Talk about a breath of fresh air – with a shower of rain thrown in as a bonus.
A cyclist sets off to work on a clear morning, flying past a driver in a line of traffic, before riding in an office lift in Lycra shorts and a scruffy T-shirt.
Later, he powers through the dark in driving rain, lifting his face to the elements with mouth open and eyes closed as he reaches his home.
He's one of three riders featured in a video that recently bobbed up on my social media feed.
Titled "Feel More, Ride More", the 30-second spot for the NZ Transport Agency is a compelling departure in style from so many of the cycling information and promotion ads I've seen over the years.

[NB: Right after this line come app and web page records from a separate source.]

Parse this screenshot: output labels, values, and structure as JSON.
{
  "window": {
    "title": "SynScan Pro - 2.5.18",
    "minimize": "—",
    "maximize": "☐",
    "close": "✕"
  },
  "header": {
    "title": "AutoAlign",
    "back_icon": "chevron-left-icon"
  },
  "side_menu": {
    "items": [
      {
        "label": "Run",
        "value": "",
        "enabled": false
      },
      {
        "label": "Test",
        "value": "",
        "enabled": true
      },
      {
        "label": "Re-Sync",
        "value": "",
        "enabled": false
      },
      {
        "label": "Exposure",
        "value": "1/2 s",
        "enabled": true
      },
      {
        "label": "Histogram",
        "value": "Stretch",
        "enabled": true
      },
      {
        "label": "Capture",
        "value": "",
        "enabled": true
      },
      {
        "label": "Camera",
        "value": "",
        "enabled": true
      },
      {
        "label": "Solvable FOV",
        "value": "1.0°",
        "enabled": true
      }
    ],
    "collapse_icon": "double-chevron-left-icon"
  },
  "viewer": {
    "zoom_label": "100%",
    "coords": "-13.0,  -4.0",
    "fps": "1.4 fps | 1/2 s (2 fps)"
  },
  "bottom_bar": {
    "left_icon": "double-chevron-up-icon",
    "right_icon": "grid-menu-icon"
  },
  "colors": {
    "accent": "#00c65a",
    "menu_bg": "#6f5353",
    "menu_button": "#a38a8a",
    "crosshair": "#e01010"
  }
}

Sure, it sends messages about the advantages of using a two-wheeler as transport – beating gridlock, being able to chain your steed in handy places and the general urban portability of bicycles.
But what cuts through is the mood. These riders are fired up and loving the journey, even if there are challenges.
In the noise and controversy that often surrounds cycling, it's easy for people to overlook the most important thing about riding a bike.
Yes, there may be bad experiences, hassles, safety concerns, days you just don't wanna.
But I find all this is overruled by the sheer joy of getting out in the open – even in an urban environment – and clearing my head while spinning my legs.
Still, would that video resonate with everyone? Perhaps more people would be attracted by the concept of gently rolling to work, not punching along on a racer?
But it turns out there's a method to the message. The Transport Agency says NZ's growth in cycling has "mostly occurred in the recreational space and has not transitioned to people choosing to use their bike for everyday trips".
The aim is to get regular riders to see their bikes as a transport option.
Feel good inc
Street posters will seek to remind people during their day that "they could be experiencing the 'feel good' factor right now if they'd chosen to bike".
And rather than sugar-coat the possible challenges of helmet hair, rain and sweat, they decided to embrace the issues.
"We need more people to get over these barriers and use their bikes more often," said the agency's Victoria Slade.
The campaign is just the first stage of a three-year promotion aimed at encouraging cycling as transport – and it'll be interesting to see what comes next.
On the other end of the scale when it comes to mood was a cycling safety video released in the UK last year.
Titled "things you shouldn't get caught between", the campaign was intended to "remind cyclists about the dangers of getting caught between a lorry and a left turn – the area where most collisions happen".
Nevertheless, it drew fury for its graphic imagery - gunfighters, bighorn sheep butting heads, boxers punching it out, a piano falling from the sky, meat being chopped with a cleaver – culminating with a still of a bicycle crushed by a truck. A bold attempt to capture the public's attention, perhaps, but hardly encouraging of cycling.
Many commenters also questioned whether the exact cause of the collision was clear in the video – and whether the driver or the rider was at fault.
The campaign's creators later released a lengthy response to the controversy, saying "the serious nature of the issue warranted the powerful treatment deployed" and they welcomed the debate.
Closer to home
Looking at Australia, two videos released this year by Victoria's Transport Accident Commission are balanced between the joys of cycling and issues of safety (with the instructional elements repurposed in shorter clips).
Cycling commentator Matthew Keenan tells of his passion for cycling in one, and gives a good demonstration of how to perform a "hook turn" on a bicycle.
It's a good way to navigate a right turn at a busy intersection – if you're unsure how to do it, check it out (and the companion video featuring pro cyclist Peta Mullens).
Fairfax journalist Michael O'Reilly has written the On Your Bike blog since 2011.